[Opening Source material section]

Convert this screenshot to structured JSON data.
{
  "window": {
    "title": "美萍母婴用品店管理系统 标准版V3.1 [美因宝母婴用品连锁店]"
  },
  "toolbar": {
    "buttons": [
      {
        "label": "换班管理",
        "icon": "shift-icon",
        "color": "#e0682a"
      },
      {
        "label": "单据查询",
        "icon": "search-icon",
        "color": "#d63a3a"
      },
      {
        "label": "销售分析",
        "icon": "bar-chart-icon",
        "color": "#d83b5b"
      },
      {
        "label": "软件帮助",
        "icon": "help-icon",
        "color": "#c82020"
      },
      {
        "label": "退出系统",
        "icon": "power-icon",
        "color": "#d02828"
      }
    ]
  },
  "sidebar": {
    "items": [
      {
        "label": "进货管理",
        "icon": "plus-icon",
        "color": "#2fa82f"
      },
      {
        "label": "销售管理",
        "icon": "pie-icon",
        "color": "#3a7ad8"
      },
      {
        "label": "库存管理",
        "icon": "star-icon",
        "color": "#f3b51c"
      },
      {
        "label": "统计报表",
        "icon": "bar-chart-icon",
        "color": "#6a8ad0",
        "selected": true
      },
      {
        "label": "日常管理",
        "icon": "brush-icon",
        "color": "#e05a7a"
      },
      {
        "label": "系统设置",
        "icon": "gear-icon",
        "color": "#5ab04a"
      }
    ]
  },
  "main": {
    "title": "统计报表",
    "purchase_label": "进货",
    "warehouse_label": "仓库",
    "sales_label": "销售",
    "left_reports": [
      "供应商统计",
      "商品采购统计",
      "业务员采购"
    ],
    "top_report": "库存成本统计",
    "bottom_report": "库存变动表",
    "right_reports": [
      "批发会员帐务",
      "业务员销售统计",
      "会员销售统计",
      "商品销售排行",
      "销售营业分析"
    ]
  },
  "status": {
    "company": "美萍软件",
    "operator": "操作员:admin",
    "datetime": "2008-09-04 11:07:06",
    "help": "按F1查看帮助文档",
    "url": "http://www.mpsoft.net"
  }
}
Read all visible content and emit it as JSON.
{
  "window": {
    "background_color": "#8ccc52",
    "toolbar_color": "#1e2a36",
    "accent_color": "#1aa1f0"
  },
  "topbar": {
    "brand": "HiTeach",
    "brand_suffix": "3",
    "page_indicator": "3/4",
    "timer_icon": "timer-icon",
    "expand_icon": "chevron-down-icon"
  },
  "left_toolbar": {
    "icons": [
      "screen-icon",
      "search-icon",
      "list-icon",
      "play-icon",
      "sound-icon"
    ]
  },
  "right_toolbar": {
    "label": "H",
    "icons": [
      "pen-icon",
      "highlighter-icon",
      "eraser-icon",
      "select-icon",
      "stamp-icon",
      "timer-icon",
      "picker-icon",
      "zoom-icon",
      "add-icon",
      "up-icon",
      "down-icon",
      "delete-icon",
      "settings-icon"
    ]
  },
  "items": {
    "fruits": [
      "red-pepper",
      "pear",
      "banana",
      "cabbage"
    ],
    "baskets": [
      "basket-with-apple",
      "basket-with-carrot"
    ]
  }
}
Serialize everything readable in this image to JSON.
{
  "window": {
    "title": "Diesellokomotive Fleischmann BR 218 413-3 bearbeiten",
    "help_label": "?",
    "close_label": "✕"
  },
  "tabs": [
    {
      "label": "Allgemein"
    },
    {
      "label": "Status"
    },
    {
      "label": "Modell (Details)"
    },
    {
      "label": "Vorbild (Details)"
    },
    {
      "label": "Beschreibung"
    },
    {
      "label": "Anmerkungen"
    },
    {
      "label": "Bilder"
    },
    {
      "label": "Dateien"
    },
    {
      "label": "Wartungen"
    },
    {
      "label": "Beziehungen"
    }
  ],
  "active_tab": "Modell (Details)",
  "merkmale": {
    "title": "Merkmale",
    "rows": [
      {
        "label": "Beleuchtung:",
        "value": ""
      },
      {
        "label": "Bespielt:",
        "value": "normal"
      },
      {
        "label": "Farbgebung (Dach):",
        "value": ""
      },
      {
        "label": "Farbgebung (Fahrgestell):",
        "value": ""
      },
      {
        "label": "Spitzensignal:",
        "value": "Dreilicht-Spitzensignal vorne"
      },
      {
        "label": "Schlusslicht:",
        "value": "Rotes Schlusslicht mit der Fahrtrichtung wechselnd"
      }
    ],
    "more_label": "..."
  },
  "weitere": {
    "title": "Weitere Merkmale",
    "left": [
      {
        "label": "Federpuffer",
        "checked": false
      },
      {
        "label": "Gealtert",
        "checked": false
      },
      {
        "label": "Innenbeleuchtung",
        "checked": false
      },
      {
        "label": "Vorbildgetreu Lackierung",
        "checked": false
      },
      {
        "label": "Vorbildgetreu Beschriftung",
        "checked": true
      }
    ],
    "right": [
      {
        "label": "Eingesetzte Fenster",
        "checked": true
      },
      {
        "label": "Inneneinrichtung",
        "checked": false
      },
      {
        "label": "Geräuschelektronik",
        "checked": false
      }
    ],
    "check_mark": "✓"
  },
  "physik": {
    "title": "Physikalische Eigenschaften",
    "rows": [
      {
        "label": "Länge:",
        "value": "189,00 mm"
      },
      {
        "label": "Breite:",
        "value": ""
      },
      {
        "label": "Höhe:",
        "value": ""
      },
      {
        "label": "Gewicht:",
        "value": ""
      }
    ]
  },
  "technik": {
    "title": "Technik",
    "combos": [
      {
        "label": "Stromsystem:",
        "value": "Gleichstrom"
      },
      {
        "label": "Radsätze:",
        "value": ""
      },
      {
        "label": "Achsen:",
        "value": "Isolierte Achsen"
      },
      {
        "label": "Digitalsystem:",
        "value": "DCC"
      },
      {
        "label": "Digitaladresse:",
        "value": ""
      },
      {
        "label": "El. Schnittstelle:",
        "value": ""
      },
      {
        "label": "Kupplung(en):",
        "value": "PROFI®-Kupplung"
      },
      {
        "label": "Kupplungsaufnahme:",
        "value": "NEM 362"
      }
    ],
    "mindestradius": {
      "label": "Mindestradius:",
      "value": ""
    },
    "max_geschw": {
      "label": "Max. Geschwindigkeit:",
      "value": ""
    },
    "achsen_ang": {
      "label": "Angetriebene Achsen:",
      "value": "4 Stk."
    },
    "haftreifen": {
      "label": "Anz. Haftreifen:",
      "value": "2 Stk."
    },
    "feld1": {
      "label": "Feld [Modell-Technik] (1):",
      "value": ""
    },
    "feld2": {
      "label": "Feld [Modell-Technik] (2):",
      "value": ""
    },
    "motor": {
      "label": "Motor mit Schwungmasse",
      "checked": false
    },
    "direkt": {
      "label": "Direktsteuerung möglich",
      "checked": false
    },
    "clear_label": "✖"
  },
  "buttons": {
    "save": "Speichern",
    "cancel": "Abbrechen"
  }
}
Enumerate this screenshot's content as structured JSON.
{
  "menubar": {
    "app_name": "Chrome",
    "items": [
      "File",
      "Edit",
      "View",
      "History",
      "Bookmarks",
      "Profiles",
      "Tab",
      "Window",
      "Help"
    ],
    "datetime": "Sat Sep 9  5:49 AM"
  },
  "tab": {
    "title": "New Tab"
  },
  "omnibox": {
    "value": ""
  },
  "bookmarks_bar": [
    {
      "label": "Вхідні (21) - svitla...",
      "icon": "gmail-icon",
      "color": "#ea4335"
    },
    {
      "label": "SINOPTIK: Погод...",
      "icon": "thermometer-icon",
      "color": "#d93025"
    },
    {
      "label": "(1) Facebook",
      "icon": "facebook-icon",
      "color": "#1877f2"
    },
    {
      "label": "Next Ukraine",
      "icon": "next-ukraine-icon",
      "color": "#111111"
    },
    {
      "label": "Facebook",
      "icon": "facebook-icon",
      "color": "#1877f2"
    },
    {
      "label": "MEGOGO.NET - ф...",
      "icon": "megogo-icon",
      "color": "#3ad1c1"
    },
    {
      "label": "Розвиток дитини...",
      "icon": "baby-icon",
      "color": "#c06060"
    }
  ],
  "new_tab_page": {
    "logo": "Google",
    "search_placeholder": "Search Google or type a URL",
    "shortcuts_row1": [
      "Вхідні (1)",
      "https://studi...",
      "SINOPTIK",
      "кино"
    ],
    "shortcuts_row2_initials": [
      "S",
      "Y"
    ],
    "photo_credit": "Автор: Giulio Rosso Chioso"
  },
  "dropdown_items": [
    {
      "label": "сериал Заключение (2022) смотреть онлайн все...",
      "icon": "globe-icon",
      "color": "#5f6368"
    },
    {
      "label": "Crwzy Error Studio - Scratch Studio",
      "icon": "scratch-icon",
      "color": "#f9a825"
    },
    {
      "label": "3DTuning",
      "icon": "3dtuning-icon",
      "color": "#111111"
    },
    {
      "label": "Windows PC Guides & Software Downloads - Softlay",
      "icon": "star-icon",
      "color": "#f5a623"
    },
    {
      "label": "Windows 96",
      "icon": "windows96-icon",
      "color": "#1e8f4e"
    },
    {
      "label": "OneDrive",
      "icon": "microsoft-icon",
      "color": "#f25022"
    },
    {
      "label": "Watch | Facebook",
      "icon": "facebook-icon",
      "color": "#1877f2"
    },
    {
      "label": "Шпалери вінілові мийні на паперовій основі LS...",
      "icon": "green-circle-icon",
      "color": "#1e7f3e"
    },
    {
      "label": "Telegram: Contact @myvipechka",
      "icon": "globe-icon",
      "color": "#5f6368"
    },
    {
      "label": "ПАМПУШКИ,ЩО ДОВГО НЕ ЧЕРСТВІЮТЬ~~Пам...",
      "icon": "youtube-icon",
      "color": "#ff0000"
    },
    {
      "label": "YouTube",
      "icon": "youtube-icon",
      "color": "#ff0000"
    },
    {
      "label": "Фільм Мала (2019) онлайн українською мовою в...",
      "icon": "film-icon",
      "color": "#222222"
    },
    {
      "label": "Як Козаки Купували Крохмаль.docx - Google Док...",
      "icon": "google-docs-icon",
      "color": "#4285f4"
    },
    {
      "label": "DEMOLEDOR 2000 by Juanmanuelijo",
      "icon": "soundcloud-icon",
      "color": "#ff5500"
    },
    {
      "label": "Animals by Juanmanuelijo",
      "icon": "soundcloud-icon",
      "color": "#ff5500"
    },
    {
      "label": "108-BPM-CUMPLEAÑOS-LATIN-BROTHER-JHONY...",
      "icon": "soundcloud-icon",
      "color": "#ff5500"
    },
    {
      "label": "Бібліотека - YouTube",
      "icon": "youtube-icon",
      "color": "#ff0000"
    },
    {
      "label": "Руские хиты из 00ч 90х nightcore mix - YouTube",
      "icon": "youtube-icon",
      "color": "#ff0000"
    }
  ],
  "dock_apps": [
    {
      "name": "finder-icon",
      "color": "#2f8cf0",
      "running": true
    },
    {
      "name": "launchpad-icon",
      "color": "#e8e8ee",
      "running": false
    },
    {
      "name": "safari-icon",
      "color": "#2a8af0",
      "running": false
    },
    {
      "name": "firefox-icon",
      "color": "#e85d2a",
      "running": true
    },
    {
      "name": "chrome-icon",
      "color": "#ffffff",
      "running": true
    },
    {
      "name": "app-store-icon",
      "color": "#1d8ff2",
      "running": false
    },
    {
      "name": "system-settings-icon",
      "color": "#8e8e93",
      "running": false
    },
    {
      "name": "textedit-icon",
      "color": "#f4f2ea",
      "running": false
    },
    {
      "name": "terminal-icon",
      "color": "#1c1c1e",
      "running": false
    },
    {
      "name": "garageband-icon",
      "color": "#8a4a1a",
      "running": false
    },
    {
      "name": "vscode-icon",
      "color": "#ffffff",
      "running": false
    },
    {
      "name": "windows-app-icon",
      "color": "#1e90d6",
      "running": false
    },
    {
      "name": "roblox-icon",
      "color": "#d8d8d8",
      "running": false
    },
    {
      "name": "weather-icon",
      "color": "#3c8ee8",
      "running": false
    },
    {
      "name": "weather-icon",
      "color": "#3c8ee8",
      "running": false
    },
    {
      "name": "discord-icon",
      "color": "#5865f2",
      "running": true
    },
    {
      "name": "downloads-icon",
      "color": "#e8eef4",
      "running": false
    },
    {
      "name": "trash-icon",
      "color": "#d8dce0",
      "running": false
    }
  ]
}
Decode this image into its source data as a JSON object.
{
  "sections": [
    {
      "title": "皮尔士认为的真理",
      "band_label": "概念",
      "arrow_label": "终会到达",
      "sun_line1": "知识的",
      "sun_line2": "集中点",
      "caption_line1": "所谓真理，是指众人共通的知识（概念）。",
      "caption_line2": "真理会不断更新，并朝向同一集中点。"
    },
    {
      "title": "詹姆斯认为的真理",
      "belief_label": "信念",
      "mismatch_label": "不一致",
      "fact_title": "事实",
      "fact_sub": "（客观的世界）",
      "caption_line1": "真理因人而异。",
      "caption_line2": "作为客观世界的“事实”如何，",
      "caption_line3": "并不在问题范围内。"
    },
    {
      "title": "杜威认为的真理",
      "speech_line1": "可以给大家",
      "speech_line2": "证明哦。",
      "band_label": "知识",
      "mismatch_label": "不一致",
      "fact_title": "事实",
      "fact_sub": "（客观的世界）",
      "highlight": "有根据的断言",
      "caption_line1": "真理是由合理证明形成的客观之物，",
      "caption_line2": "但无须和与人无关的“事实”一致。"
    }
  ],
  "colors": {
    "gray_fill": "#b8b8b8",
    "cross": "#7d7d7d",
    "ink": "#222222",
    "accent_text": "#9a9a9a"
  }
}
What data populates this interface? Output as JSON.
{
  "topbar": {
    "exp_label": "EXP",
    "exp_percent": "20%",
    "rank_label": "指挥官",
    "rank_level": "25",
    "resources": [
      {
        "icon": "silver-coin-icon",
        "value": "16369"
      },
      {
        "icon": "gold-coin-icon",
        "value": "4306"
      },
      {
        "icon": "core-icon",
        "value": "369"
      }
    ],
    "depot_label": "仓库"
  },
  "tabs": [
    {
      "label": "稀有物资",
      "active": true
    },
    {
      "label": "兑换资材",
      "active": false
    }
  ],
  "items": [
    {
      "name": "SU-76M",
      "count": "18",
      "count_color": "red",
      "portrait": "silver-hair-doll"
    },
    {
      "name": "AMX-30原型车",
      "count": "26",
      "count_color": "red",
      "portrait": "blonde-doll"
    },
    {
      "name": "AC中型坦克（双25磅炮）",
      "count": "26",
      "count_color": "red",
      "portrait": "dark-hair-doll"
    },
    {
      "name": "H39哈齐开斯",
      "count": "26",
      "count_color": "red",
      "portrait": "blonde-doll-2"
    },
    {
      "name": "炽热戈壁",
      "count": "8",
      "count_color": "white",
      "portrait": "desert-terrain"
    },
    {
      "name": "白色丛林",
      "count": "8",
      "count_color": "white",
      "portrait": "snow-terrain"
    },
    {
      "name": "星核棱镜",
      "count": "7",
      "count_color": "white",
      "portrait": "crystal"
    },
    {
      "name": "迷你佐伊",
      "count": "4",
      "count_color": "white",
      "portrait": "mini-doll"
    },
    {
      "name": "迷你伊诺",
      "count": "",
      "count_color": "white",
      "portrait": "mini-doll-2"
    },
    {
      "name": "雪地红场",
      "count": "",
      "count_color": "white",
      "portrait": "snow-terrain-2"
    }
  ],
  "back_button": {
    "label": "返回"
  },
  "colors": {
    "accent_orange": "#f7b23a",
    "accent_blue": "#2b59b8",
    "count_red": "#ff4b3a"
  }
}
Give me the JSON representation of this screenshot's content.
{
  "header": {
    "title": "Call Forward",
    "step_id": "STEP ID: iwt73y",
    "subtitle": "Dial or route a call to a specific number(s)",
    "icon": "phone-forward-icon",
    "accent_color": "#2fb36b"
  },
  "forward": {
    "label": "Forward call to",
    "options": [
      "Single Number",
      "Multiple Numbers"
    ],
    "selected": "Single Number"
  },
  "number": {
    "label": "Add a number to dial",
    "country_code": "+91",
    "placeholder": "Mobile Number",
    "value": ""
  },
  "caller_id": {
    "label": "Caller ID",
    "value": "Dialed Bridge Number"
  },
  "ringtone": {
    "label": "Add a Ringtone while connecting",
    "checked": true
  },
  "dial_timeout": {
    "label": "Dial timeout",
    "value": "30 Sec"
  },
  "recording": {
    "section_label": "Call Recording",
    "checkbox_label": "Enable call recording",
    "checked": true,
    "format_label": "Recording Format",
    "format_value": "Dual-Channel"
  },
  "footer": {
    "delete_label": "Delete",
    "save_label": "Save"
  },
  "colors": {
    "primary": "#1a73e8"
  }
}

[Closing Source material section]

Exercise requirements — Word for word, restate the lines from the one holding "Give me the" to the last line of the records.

Output for this exercise —
Give me the JSON representation of this screenshot's content.
{
  "header": {
    "title": "Call Forward",
    "step_id": "STEP ID: iwt73y",
    "subtitle": "Dial or route a call to a specific number(s)",
    "icon": "phone-forward-icon",
    "accent_color": "#2fb36b"
  },
  "forward": {
    "label": "Forward call to",
    "options": [
      "Single Number",
      "Multiple Numbers"
    ],
    "selected": "Single Number"
  },
  "number": {
    "label": "Add a number to dial",
    "country_code": "+91",
    "placeholder": "Mobile Number",
    "value": ""
  },
  "caller_id": {
    "label": "Caller ID",
    "value": "Dialed Bridge Number"
  },
  "ringtone": {
    "label": "Add a Ringtone while connecting",
    "checked": true
  },
  "dial_timeout": {
    "label": "Dial timeout",
    "value": "30 Sec"
  },
  "recording": {
    "section_label": "Call Recording",
    "checkbox_label": "Enable call recording",
    "checked": true,
    "format_label": "Recording Format",
    "format_value": "Dual-Channel"
  },
  "footer": {
    "delete_label": "Delete",
    "save_label": "Save"
  },
  "colors": {
    "primary": "#1a73e8"
  }
}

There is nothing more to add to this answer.